When the huge Nor'easter was barreling down on Boston a few days ago, we thought it best to put out some extra bird food (Cole's Hot Meats, Blue Ribbon Blend). The platform and hanging feeders work well, but when the wind is blowing hard they tend to be difficult for the birds to feed off of. This was why we thought it a good opportunity to put up the new cattail feeder from Gardener's Supply Company.
The Gardener's cattail feeder is attractive and well designed. It has a cap at the top which twists off for easy filling. The support rod is made up of a few sections that screw together to form one long pole. The whole unit stands about three feet tall and will hold about half a pound of sunflower seeds. Everything is power-coated so it should stand up to the elements.
The Nor'easter hit exactly as forecasted and most Bostonians heeded the warning to not venture out during the storm. Apparently, the memo was not received by our avian friends. The snow and wind was whipping things up pretty good, but the birds came out looking for food nonetheless. The sparrows were the first to find the new feeder. Once they showed the way, everybody else soon followed. We learned something with this storm: it is easy to get photos of backyard birds when you put food out in a blizzard :-)
The mesh on the cattail feeder allows the birds to cling on easily, even when the weather is really nasty out. It took the birds about six hours to empty the feeder of all the Hot Meat seeds. We filled it with the spicy blend just in case any squirrels decided to crash the party. Of course, the cattail feeder was not the only thing out there for them. Hanging nearby on the cherry tree was a block of the Cole's Blue Ribbon Blend suet.

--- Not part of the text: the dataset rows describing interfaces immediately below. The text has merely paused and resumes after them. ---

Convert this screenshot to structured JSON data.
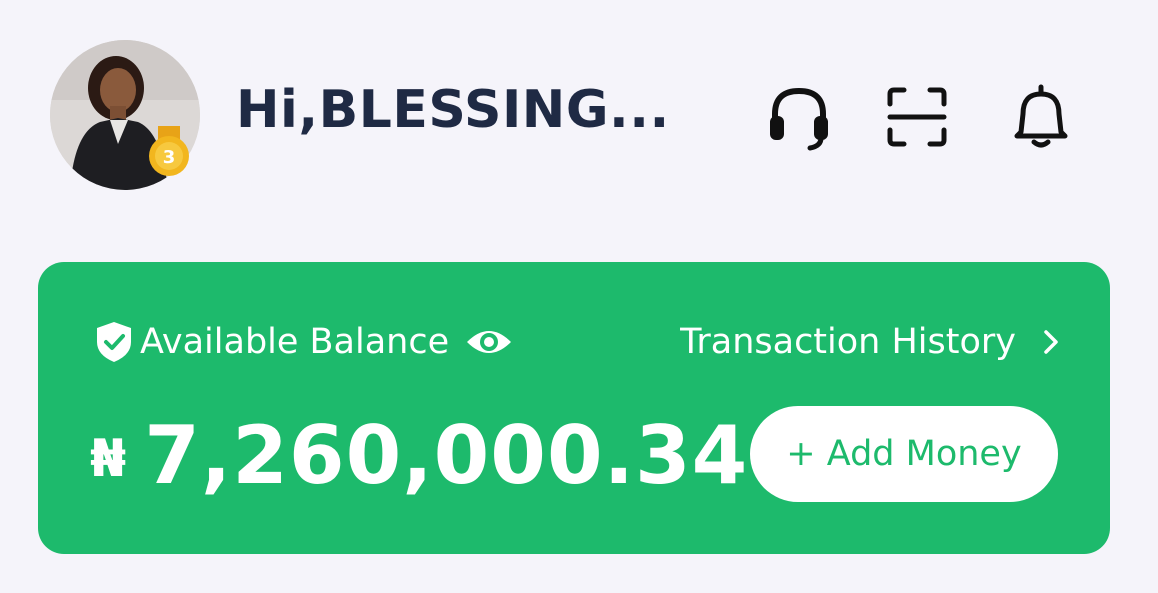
{
  "header": {
    "greeting": "Hi,BLESSING...",
    "avatar_badge_level": "3",
    "icons": [
      "headset-icon",
      "scan-icon",
      "bell-icon"
    ]
  },
  "card": {
    "balance_label": "Available Balance",
    "history_label": "Transaction History",
    "currency_symbol": "₦",
    "amount": "7,260,000.34",
    "add_money_label": "+ Add Money"
  },
  "colors": {
    "background": "#f5f4fa",
    "card": "#1dba6c",
    "text_dark": "#1f2a44",
    "white": "#ffffff"
  }
}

The extra energy from the fat is appreciated by the birds in the cold weather.
Because we let Eliot and Milo freely patrol the grounds, we feel obligated to provide plenty of cover for the birds. The forsythia shrub and hydrangea bush are shaped to offer a dense "way station" for the birds to perch in safety. The bushes may look empty, but a quick count shows that it is just not so. During the blizzard, the birds use the bushes as a windbreak while waiting for their turn at flying out to the feeders.
However, the suet one is not as accessible, and with the cattail feeder empty, many made their way up to the feeder on the second-story window later in the day. While harder for the birds, we like the window feeder. It is easier for us to refill and we get a much better view of the visitors.
This January storm was a record breaker for New England. It dumped closed to three feet of snow in some parts of MA. The Cape got over 24". The weather people are predicting another storm for Friday and maybe one more next Tuesday. Clearly there is a long way to go before Winter is over. The birds who hang around are pretty tough, but we like to put feed out to make it a little easier for them. They more than repay us with their songs and by reminding us that Spring is on the way! [permalink] - RDG: Birdfeeding In A Blizzard